* What the task asks *
Where the string "Device" occurs in the material below, report the whole line.

* Provided material *
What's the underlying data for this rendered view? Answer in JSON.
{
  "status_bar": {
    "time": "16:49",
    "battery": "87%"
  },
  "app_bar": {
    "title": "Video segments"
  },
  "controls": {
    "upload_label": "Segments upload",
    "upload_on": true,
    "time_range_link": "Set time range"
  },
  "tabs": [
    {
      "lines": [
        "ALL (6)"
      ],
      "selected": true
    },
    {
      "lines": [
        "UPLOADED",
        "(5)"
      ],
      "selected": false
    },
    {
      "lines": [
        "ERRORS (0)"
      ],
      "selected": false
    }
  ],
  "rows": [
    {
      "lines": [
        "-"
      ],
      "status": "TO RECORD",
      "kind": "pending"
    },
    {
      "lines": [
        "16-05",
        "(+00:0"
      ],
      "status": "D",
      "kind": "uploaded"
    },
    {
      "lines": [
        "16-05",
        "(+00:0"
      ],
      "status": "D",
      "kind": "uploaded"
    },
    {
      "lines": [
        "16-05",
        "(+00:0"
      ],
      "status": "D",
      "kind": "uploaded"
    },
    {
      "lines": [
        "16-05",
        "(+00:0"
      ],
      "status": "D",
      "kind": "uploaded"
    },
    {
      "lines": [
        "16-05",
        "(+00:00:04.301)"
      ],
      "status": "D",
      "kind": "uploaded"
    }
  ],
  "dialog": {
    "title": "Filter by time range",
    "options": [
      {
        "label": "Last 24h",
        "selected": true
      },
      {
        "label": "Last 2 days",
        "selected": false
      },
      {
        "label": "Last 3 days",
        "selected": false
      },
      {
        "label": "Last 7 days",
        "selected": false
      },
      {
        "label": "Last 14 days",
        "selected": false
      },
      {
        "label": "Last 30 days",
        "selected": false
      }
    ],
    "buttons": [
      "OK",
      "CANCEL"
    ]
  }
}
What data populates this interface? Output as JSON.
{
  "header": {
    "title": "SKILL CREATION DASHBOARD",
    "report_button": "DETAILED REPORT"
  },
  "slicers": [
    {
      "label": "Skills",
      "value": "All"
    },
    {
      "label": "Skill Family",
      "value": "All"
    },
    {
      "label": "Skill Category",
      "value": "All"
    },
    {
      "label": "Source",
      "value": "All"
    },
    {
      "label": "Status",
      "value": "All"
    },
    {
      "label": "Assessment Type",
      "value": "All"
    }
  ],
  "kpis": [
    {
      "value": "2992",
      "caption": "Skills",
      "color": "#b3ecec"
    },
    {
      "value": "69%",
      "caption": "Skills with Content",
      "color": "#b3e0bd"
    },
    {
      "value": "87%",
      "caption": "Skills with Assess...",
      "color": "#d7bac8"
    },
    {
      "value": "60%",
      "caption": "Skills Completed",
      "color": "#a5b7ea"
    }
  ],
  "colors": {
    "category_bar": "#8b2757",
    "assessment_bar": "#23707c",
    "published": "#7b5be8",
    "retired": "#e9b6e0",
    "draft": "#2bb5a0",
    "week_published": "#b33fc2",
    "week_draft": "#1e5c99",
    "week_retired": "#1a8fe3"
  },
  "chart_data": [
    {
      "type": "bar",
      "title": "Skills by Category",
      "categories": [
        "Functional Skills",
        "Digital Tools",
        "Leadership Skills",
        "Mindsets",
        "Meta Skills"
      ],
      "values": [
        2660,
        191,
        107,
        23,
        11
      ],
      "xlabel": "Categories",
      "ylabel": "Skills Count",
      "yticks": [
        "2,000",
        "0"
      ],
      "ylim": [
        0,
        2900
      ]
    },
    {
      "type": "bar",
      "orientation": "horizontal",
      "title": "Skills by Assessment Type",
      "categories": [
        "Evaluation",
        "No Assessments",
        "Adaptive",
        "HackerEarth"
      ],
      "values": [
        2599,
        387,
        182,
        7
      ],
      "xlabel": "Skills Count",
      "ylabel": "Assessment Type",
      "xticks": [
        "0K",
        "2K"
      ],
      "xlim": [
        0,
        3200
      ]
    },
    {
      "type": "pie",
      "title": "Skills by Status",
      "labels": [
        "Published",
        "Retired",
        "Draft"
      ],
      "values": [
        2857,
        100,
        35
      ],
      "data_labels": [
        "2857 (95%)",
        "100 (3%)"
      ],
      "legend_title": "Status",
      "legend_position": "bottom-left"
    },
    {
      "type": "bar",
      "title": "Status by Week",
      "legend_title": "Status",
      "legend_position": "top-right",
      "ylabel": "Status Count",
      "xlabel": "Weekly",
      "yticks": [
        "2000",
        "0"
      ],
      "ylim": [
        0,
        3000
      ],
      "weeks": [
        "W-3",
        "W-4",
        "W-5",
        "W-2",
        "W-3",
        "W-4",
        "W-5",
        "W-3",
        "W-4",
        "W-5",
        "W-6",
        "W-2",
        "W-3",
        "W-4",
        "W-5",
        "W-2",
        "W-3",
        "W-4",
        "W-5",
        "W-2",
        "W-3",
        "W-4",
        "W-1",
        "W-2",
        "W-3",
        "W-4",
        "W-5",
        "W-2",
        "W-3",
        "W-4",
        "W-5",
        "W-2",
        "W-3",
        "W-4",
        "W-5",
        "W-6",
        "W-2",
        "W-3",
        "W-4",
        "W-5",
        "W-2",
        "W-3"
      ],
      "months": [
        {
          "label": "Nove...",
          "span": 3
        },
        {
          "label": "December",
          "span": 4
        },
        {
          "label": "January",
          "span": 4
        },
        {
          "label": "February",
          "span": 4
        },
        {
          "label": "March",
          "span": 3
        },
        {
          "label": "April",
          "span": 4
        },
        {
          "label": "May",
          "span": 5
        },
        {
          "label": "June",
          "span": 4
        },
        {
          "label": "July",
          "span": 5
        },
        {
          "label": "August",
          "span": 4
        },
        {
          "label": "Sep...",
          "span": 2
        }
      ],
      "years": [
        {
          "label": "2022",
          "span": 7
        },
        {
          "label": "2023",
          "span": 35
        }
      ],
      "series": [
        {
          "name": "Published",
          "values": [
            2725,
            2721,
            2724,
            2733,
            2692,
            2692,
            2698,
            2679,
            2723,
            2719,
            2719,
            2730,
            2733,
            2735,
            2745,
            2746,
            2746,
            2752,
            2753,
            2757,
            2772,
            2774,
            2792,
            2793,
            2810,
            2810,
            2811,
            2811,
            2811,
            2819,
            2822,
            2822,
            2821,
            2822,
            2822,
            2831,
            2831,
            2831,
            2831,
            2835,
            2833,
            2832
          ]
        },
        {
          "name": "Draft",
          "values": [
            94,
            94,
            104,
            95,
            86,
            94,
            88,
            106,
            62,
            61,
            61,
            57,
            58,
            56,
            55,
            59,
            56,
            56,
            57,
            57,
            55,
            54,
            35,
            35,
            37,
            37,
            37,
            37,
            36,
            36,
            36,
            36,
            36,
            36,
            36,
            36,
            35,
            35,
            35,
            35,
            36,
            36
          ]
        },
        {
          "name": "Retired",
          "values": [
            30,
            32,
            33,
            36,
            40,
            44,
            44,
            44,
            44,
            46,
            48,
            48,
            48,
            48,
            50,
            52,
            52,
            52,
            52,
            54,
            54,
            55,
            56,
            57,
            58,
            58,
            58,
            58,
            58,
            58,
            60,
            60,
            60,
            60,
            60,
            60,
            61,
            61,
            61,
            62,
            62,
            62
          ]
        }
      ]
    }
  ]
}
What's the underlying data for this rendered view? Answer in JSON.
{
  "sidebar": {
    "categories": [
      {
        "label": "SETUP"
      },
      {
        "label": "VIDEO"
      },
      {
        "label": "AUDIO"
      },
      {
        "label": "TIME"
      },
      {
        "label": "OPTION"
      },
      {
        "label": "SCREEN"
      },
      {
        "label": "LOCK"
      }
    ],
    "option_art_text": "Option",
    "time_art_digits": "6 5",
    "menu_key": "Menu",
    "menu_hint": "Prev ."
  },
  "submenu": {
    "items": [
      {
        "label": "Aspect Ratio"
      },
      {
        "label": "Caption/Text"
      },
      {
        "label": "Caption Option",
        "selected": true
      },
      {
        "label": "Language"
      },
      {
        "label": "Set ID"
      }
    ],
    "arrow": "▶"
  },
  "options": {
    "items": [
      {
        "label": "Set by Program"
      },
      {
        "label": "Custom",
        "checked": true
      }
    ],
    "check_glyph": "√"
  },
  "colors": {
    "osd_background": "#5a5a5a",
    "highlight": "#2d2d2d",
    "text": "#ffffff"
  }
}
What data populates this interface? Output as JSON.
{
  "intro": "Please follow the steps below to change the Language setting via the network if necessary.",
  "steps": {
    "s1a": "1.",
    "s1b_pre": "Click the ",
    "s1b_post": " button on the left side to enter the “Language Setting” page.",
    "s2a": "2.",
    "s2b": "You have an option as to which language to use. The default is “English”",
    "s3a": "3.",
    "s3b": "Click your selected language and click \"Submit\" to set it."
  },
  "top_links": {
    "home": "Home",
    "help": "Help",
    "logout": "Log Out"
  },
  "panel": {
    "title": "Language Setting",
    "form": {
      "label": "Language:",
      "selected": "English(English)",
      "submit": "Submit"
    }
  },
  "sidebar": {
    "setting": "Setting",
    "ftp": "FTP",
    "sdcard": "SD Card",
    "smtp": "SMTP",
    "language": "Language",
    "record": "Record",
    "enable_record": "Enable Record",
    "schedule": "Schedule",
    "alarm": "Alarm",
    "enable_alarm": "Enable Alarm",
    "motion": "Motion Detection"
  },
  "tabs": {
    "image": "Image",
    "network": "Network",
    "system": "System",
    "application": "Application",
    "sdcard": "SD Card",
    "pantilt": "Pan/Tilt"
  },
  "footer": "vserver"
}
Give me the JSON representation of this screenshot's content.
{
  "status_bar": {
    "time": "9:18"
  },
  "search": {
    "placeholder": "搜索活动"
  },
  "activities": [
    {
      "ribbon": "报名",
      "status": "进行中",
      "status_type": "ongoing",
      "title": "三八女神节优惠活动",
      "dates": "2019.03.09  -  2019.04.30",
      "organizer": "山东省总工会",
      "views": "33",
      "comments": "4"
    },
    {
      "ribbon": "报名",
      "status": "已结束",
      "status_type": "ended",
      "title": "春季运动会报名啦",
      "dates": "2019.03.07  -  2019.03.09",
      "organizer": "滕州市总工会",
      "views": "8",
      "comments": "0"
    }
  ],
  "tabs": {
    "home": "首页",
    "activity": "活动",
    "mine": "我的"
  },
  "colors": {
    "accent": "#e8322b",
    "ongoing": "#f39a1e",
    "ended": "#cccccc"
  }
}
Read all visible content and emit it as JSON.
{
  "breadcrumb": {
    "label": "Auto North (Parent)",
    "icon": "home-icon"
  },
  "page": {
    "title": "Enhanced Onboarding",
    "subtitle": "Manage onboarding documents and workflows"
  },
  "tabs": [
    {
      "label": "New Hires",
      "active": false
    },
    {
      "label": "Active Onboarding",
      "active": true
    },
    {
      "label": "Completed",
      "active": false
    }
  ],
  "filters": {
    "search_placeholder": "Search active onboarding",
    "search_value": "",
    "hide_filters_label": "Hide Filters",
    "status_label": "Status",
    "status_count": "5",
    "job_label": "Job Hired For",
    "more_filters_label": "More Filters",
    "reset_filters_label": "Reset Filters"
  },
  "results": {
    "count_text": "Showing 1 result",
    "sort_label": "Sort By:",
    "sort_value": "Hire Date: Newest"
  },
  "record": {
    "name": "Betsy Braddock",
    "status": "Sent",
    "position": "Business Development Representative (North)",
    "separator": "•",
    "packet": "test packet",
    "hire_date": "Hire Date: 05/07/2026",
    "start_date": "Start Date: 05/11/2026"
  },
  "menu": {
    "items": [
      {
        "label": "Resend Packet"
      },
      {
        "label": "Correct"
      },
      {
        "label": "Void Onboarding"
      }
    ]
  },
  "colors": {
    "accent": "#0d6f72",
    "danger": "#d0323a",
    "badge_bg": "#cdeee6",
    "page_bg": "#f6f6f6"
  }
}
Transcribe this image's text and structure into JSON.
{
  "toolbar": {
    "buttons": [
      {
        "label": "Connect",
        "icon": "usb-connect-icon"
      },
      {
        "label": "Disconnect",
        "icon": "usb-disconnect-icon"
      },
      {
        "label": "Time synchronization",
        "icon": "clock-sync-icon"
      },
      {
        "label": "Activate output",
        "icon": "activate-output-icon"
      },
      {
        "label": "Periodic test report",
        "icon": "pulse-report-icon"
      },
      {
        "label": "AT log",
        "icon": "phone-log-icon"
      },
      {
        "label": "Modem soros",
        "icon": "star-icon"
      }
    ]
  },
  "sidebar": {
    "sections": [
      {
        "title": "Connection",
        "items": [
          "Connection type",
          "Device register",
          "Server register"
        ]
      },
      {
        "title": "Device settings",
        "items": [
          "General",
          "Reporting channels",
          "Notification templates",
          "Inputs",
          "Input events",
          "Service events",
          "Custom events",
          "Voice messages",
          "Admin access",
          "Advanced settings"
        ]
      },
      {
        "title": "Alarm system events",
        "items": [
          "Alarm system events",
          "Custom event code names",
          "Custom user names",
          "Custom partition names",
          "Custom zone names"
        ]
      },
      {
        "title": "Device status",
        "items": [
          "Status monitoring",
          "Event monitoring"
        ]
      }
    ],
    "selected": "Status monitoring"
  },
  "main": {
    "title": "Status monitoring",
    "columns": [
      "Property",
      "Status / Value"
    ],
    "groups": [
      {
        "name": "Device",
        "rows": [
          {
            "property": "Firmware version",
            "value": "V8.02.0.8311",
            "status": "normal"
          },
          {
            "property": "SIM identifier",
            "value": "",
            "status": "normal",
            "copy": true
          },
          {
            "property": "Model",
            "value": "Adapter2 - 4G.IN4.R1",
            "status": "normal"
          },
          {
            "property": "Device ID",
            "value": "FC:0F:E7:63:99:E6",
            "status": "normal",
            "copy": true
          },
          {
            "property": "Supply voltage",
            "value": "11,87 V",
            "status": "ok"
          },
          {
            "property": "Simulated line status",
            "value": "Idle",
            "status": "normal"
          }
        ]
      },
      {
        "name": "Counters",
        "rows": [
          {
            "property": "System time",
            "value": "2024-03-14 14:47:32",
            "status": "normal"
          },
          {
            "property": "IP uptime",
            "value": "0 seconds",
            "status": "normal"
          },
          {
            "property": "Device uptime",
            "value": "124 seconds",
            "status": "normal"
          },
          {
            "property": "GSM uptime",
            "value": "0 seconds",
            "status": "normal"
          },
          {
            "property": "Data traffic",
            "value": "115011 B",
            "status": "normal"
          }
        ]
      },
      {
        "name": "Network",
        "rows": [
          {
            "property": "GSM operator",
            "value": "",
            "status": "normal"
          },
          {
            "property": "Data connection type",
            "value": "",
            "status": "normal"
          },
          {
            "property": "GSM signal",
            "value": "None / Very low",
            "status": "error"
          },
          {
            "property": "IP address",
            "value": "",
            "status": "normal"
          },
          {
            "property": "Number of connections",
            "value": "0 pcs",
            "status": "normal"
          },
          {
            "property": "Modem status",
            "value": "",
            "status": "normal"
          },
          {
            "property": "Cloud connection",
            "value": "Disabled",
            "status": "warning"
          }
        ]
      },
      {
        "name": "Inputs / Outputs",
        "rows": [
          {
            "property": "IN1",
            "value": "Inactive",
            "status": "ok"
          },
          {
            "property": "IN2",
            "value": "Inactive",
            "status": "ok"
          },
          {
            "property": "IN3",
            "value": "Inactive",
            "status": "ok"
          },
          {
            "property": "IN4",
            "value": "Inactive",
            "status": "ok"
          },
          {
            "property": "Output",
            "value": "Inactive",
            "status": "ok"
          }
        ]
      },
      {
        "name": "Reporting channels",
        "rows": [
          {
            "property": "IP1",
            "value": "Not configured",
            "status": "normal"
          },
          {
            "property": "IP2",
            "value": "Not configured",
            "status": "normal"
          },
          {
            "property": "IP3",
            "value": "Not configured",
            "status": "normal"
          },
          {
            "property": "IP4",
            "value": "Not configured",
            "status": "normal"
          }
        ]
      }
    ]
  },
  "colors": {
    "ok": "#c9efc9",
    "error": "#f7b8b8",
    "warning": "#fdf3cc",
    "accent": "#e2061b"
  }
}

* Answer box *
          "Device register",
        "title": "Device settings",
        "title": "Device status",
        "name": "Device",
            "property": "Device ID",
            "property": "Device uptime",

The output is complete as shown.